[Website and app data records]

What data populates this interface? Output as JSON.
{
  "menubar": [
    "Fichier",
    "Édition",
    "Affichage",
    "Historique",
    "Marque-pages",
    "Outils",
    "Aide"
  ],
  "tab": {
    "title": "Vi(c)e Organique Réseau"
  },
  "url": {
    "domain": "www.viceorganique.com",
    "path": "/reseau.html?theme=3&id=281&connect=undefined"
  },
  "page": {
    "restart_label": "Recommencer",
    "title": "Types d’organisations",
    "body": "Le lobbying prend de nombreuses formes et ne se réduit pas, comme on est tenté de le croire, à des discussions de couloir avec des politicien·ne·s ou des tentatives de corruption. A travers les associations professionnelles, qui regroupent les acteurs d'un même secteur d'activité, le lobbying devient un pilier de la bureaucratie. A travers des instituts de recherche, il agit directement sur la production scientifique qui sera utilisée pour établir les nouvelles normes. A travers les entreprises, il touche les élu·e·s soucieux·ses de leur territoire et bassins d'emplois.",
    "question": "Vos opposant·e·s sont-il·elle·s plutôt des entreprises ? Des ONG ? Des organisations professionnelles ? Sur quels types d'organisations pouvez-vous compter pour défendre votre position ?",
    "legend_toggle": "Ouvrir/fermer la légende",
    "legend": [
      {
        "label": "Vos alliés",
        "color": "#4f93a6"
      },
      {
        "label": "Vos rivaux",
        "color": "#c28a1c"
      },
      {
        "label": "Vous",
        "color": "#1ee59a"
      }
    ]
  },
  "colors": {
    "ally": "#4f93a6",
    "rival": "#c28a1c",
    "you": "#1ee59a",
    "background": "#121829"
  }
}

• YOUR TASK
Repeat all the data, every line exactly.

• ANSWER SPACE
What data populates this interface? Output as JSON.
{
  "menubar": [
    "Fichier",
    "Édition",
    "Affichage",
    "Historique",
    "Marque-pages",
    "Outils",
    "Aide"
  ],
  "tab": {
    "title": "Vi(c)e Organique Réseau"
  },
  "url": {
    "domain": "www.viceorganique.com",
    "path": "/reseau.html?theme=3&id=281&connect=undefined"
  },
  "page": {
    "restart_label": "Recommencer",
    "title": "Types d’organisations",
    "body": "Le lobbying prend de nombreuses formes et ne se réduit pas, comme on est tenté de le croire, à des discussions de couloir avec des politicien·ne·s ou des tentatives de corruption. A travers les associations professionnelles, qui regroupent les acteurs d'un même secteur d'activité, le lobbying devient un pilier de la bureaucratie. A travers des instituts de recherche, il agit directement sur la production scientifique qui sera utilisée pour établir les nouvelles normes. A travers les entreprises, il touche les élu·e·s soucieux·ses de leur territoire et bassins d'emplois.",
    "question": "Vos opposant·e·s sont-il·elle·s plutôt des entreprises ? Des ONG ? Des organisations professionnelles ? Sur quels types d'organisations pouvez-vous compter pour défendre votre position ?",
    "legend_toggle": "Ouvrir/fermer la légende",
    "legend": [
      {
        "label": "Vos alliés",
        "color": "#4f93a6"
      },
      {
        "label": "Vos rivaux",
        "color": "#c28a1c"
      },
      {
        "label": "Vous",
        "color": "#1ee59a"
      }
    ]
  },
  "colors": {
    "ally": "#4f93a6",
    "rival": "#c28a1c",
    "you": "#1ee59a",
    "background": "#121829"
  }
}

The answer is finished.